FAMU professor provided mental health support to South Florida condo collapse rescue team
By Andrew J. Skerritt
FAMU Office of Communications
Florida A&M University Institute of Public Health faculty member Kellie O’Dare was in South Florida with Tallahassee first responders who were part of the search and rescue efforts at the Champlain Towers South collapse site in Miami.
The men and women from the Tallahassee Fire Department Task Force 7 were among the Urban Search and Rescue teams from across the state that have deployed and were searching for survivors in the Surfside collapse site.
Cynthia Harris, associate dean for public health and director of the Institute of Public Health, said O’Dare contributed to the “dire need for addressing the mental health stressors that adversely impact our first responders.”
“She answered the local, state, national and international public health call to immediately respond to the needs of firefighters in the wake of this tragedy,” Harris added.
O’Dare, founder and director of the 2nd Alarm Project, was deployed to the scene of the condo building collapse to help support the wellness needs of first responders before, during and after the deployment.
“Disaster response deployments require a high level of mental and physical effort from emergency service professionals,” said O’Dare, an IPH assistant professor in health and policy management. “The physical, social, and psychological demands of disaster response work can become overwhelming, and without mitigation, contribute to longer term behavioral health and substance use issues.”
Founded in 2019, the 2nd Alarm Project is a multi-faceted, evidence-based outreach and intervention approach to address the behavioral health and substance use needs of first responders in the Florida Panhandle. The project originated out of a request from Tallahassee Fire Chief Jerome Gaines for assistance to address the mental health needs of fire fighters and other first responders, in the wake of Hurricane Michael and other major events.
“The science demonstrates that the mental health needs of first responders look a little different if they are going to be effective,” said O’Dare, who approaches the issue from the perspective of a trained social worker who grew up in a family of fire fighters and is married to a fire fighter.
The 2nd Alarm Project is funded primarily through a grant from the Substance Abuse and Mental Health Services. O’Dare supervised and provided direct support to Task Force 7 members and support peer team members on the scene.
O’Dare also provided support to the International Association of Fire Fighters peer support team working 24/7 on site to provide peer-based services and resources to first responders.

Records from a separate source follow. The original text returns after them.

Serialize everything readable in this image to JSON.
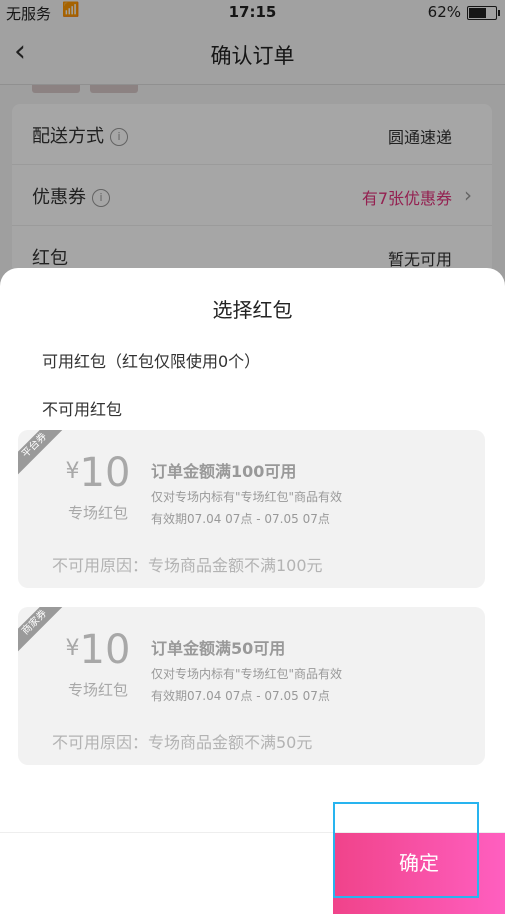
{
  "status_bar": {
    "carrier": "无服务",
    "time": "17:15",
    "battery": "62%"
  },
  "nav": {
    "title": "确认订单"
  },
  "order": {
    "rows": [
      {
        "label": "配送方式",
        "value": "圆通速递"
      },
      {
        "label": "优惠券",
        "value": "有7张优惠券"
      },
      {
        "label": "红包",
        "value": "暂无可用"
      }
    ]
  },
  "sheet": {
    "title": "选择红包",
    "available_label": "可用红包（红包仅限使用0个）",
    "unavailable_label": "不可用红包",
    "coupons": [
      {
        "tag": "平台券",
        "currency": "¥",
        "amount": "10",
        "type": "专场红包",
        "condition": "订单金额满100可用",
        "scope": "仅对专场内标有\"专场红包\"商品有效",
        "validity": "有效期07.04 07点 - 07.05 07点",
        "reason": "不可用原因：专场商品金额不满100元"
      },
      {
        "tag": "商家券",
        "currency": "¥",
        "amount": "10",
        "type": "专场红包",
        "condition": "订单金额满50可用",
        "scope": "仅对专场内标有\"专场红包\"商品有效",
        "validity": "有效期07.04 07点 - 07.05 07点",
        "reason": "不可用原因：专场商品金额不满50元"
      }
    ],
    "confirm_label": "确定"
  },
  "colors": {
    "accent": "#e4337d",
    "confirm_gradient_start": "#f0438a",
    "highlight": "#28b4ef"
  }
}
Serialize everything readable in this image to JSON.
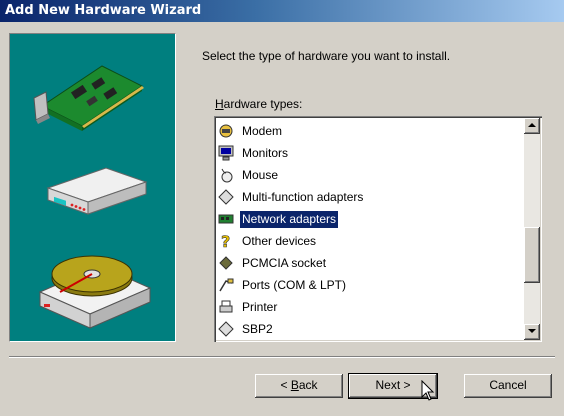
{
  "window": {
    "title": "Add New Hardware Wizard"
  },
  "main": {
    "instruction": "Select the type of hardware you want to install.",
    "hardware_label_prefix": "H",
    "hardware_label_rest": "ardware types:"
  },
  "hardware_types": [
    {
      "label": "Modem",
      "icon": "modem-icon",
      "selected": false
    },
    {
      "label": "Monitors",
      "icon": "monitor-icon",
      "selected": false
    },
    {
      "label": "Mouse",
      "icon": "mouse-icon",
      "selected": false
    },
    {
      "label": "Multi-function adapters",
      "icon": "multifunction-adapter-icon",
      "selected": false
    },
    {
      "label": "Network adapters",
      "icon": "network-adapter-icon",
      "selected": true
    },
    {
      "label": "Other devices",
      "icon": "question-mark-icon",
      "selected": false
    },
    {
      "label": "PCMCIA socket",
      "icon": "pcmcia-socket-icon",
      "selected": false
    },
    {
      "label": "Ports (COM & LPT)",
      "icon": "ports-icon",
      "selected": false
    },
    {
      "label": "Printer",
      "icon": "printer-icon",
      "selected": false
    },
    {
      "label": "SBP2",
      "icon": "sbp2-icon",
      "selected": false
    }
  ],
  "buttons": {
    "back_prefix": "< ",
    "back_key": "B",
    "back_rest": "ack",
    "next": "Next >",
    "cancel": "Cancel"
  },
  "colors": {
    "title_active": "#0a246a",
    "selection": "#0a246a",
    "art_bg": "#007f7f",
    "face": "#d4d0c8"
  }
}
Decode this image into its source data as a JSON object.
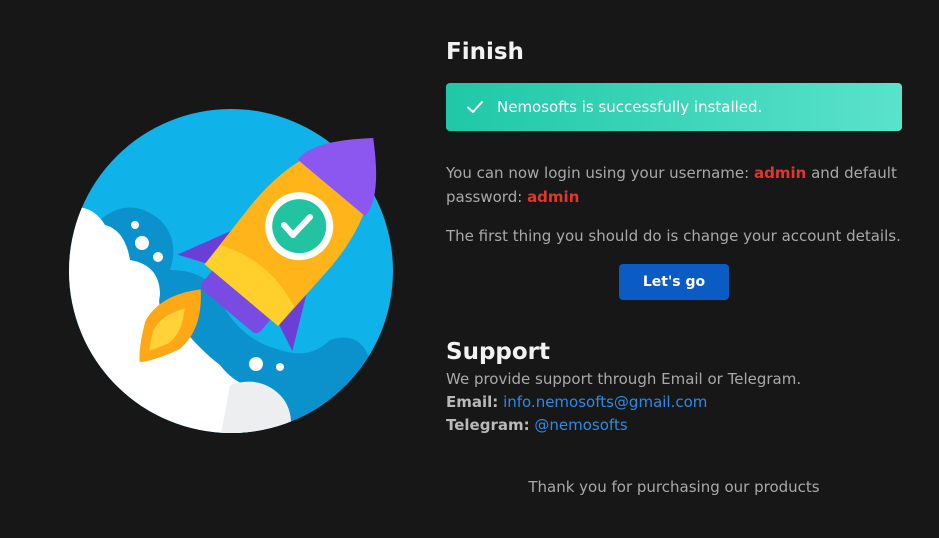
{
  "finish": {
    "title": "Finish",
    "alert_text": "Nemosofts is successfully installed.",
    "login_prefix": "You can now login using your username:",
    "username": "admin",
    "login_middle": "and default password:",
    "password": "admin",
    "change_text": "The first thing you should do is change your account details.",
    "button_label": "Let's go"
  },
  "support": {
    "title": "Support",
    "intro": "We provide support through Email or Telegram.",
    "email_label": "Email:",
    "email_value": "info.nemosofts@gmail.com",
    "telegram_label": "Telegram:",
    "telegram_value": "@nemosofts"
  },
  "footer": {
    "thanks": "Thank you for purchasing our products"
  },
  "colors": {
    "background": "#171717",
    "alert_start": "#1fc8a7",
    "alert_end": "#5ae2cc",
    "button": "#0a5bc4",
    "credential": "#e0362b",
    "link": "#2a8be8"
  },
  "icons": {
    "alert_icon": "check-icon",
    "illustration": "rocket-launch-illustration"
  }
}
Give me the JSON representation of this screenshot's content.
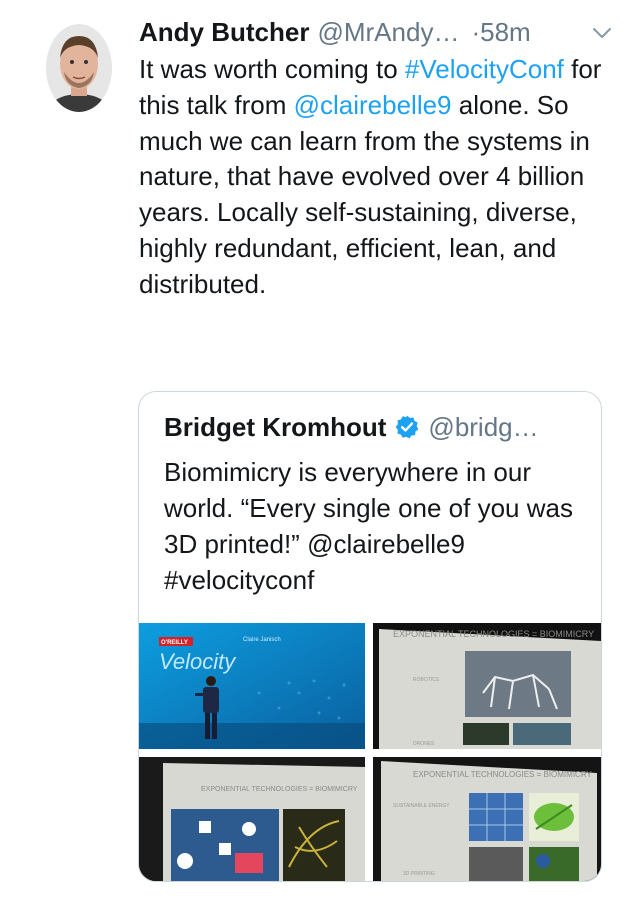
{
  "tweet": {
    "display_name": "Andy Butcher",
    "handle": "@MrAndy…",
    "separator": "·",
    "timestamp": "58m",
    "text_parts": [
      {
        "text": "It was worth coming to ",
        "link": false
      },
      {
        "text": "#VelocityConf",
        "link": true
      },
      {
        "text": " for this talk from ",
        "link": false
      },
      {
        "text": "@clairebelle9",
        "link": true
      },
      {
        "text": " alone. So much we can learn from the systems in nature, that have evolved over 4 billion years. Locally self-sustaining, diverse, highly redundant, efficient, lean, and distributed.",
        "link": false
      }
    ]
  },
  "quoted": {
    "display_name": "Bridget Kromhout",
    "handle": "@bridg…",
    "text": "Biomimicry is everywhere in our world. “Every single one of you was 3D printed!” @clairebelle9 #velocityconf",
    "media": {
      "m1": {
        "brand": "O'REILLY",
        "title": "Velocity",
        "speaker": "Claire Janisch"
      },
      "m2": {
        "heading": "EXPONENTIAL TECHNOLOGIES = BIOMIMICRY",
        "row1": "ROBOTICS",
        "row2": "DRONES"
      },
      "m3": {
        "heading": "EXPONENTIAL TECHNOLOGIES = BIOMIMICRY"
      },
      "m4": {
        "heading": "EXPONENTIAL TECHNOLOGIES = BIOMIMICRY",
        "row1": "SUSTAINABLE ENERGY",
        "row2": "3D PRINTING"
      }
    }
  },
  "colors": {
    "link": "#1da1f2",
    "secondary": "#657786",
    "verified": "#1da1f2",
    "border": "#ccd6dd"
  },
  "icons": [
    "avatar",
    "chevron-down-icon",
    "verified-badge-icon"
  ]
}
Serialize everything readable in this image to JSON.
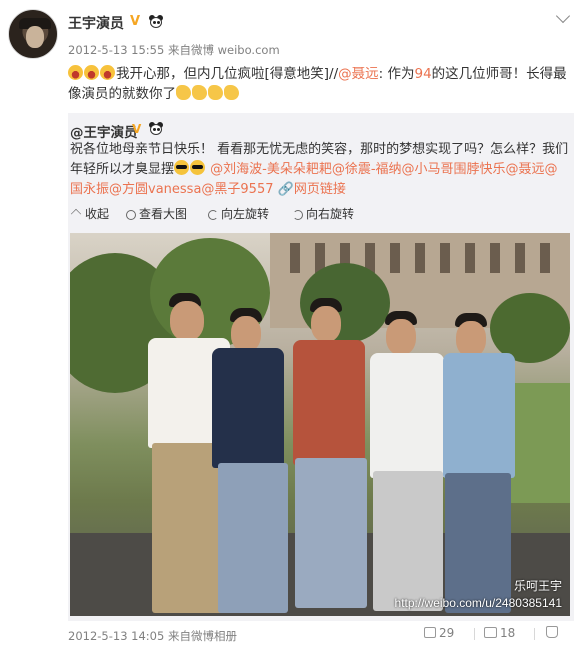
{
  "post": {
    "author": "王宇演员",
    "timestamp": "2012-5-13 15:55",
    "source": "来自微博 weibo.com",
    "text_after_emoji": "我开心那，但内几位疯啦[得意地笑]//",
    "mention": "@聂远",
    "text_mid": ": 作为",
    "highlight": "94",
    "text_end": "的这几位师哥！长得最像演员的就数你了"
  },
  "repost": {
    "author": "@王宇演员",
    "text": "祝各位地母亲节日快乐！ 看看那无忧无虑的笑容，那时的梦想实现了吗？怎么样？我们年轻所以才臭显摆",
    "mentions": "@刘海波-美朵朵耙耙@徐震-福纳@小马哥围脖快乐@聂远@国永振@方圆vanessa@黑子9557",
    "web_link": "网页链接",
    "actions": {
      "collapse": "收起",
      "view_large": "查看大图",
      "rotate_left": "向左旋转",
      "rotate_right": "向右旋转"
    },
    "watermark_name": "乐呵王宇",
    "watermark_url": "http://weibo.com/u/2480385141"
  },
  "footer": {
    "timestamp": "2012-5-13 14:05",
    "source": "来自微博相册",
    "repost_count": "29",
    "comment_count": "18",
    "like_count": ""
  },
  "colors": {
    "link": "#eb7350",
    "verified": "#f5a623",
    "repost_bg": "#f2f2f5"
  }
}
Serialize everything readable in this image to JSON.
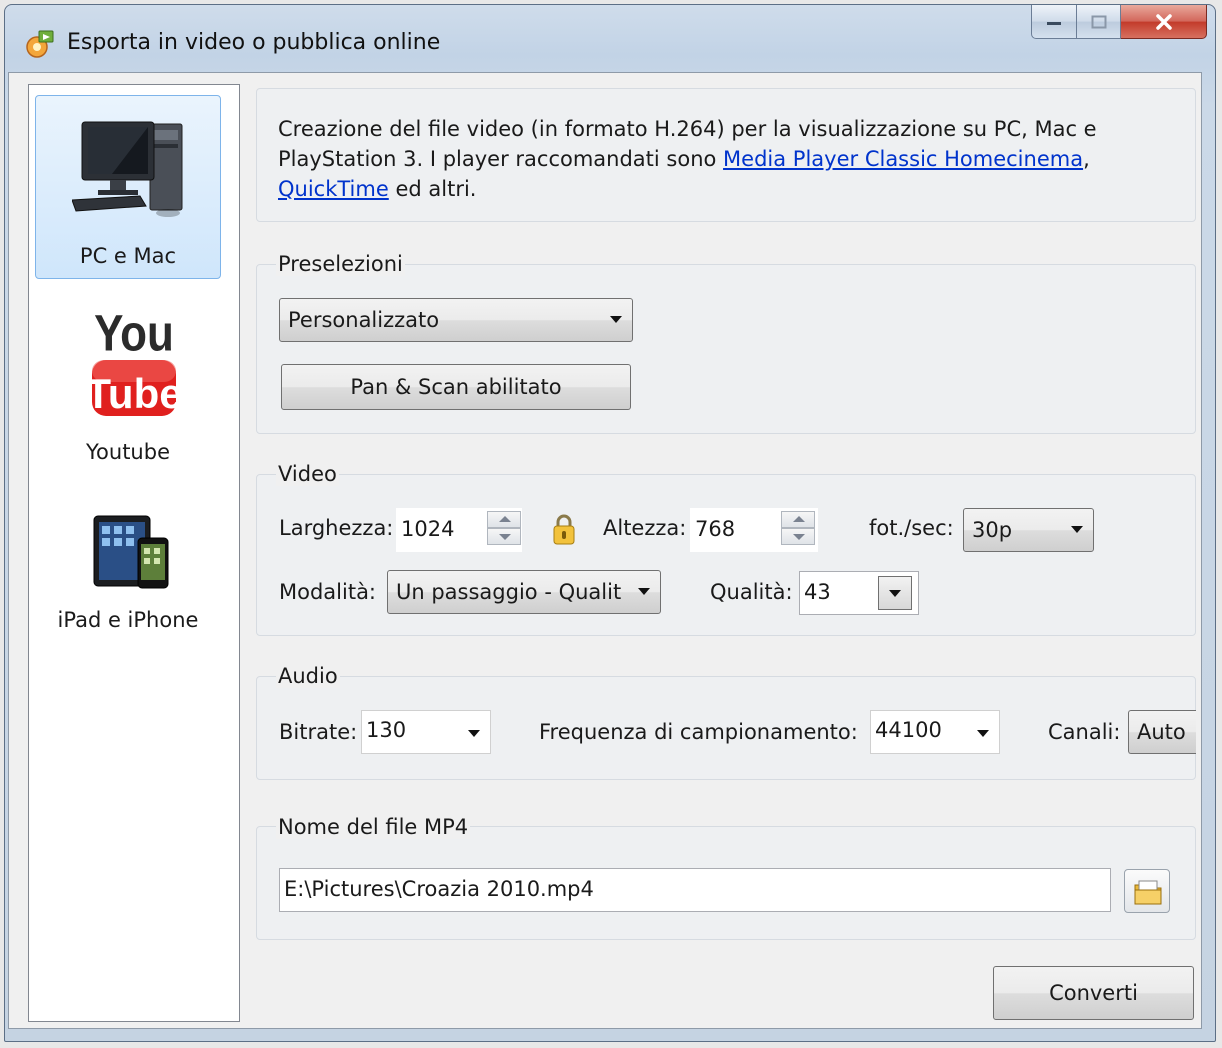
{
  "window": {
    "title": "Esporta in video o pubblica online"
  },
  "sidebar": {
    "items": [
      {
        "label": "PC e Mac",
        "selected": true,
        "icon": "desktop-pc-icon"
      },
      {
        "label": "Youtube",
        "selected": false,
        "icon": "youtube-logo-icon",
        "logo_text": [
          "You",
          "Tube"
        ]
      },
      {
        "label": "iPad e iPhone",
        "selected": false,
        "icon": "ipad-iphone-icon"
      }
    ]
  },
  "description": {
    "text_before": "Creazione del file video (in formato H.264) per la visualizzazione su PC, Mac e PlayStation 3. I player raccomandati sono ",
    "link1": "Media Player Classic Homecinema",
    "text_between": ", ",
    "link2": "QuickTime",
    "text_after": " ed altri."
  },
  "presets": {
    "group_title": "Preselezioni",
    "selected": "Personalizzato",
    "pan_scan_button": "Pan & Scan abilitato"
  },
  "video": {
    "group_title": "Video",
    "width_label": "Larghezza:",
    "width_value": "1024",
    "height_label": "Altezza:",
    "height_value": "768",
    "fps_label": "fot./sec:",
    "fps_value": "30p",
    "mode_label": "Modalità:",
    "mode_value": "Un passaggio - Qualit",
    "quality_label": "Qualità:",
    "quality_value": "43"
  },
  "audio": {
    "group_title": "Audio",
    "bitrate_label": "Bitrate:",
    "bitrate_value": "130",
    "freq_label": "Frequenza di campionamento:",
    "freq_value": "44100",
    "channels_label": "Canali:",
    "channels_value": "Auto"
  },
  "output": {
    "group_title": "Nome del file MP4",
    "path": "E:\\Pictures\\Croazia 2010.mp4"
  },
  "convert_button": "Converti"
}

As part of the deployment, O’Dare has been working with the State Fire Marshal’s Office and the Florida Firefighters Safety & Health Collaborative on a state plan for psychological first aid of first responders both during the deployment and will continue upon demobilization of the search and rescue teams.
“Seeing suffering and devastation of a disaster, along with repeated exposure to grievously injured and deceased persons, as well as recovering human remains, can increase feelings of cynicism and hopelessness among responders,” O’Dare said. “The mental wellness and resiliency of our first responders has become a priority and recognizing the need for psychological education, access to competent resources, and follow up to those members exposed to these potentially traumatic events.”
Peer support among disaster responders can improve mission readiness and preserve the force during deployment, as well as mitigate longer term consequences of disaster response work, including PTSD and other mental health concerns, O’Dare explained.
“Peer support is a vital component of mitigating issues among first responders,” she said.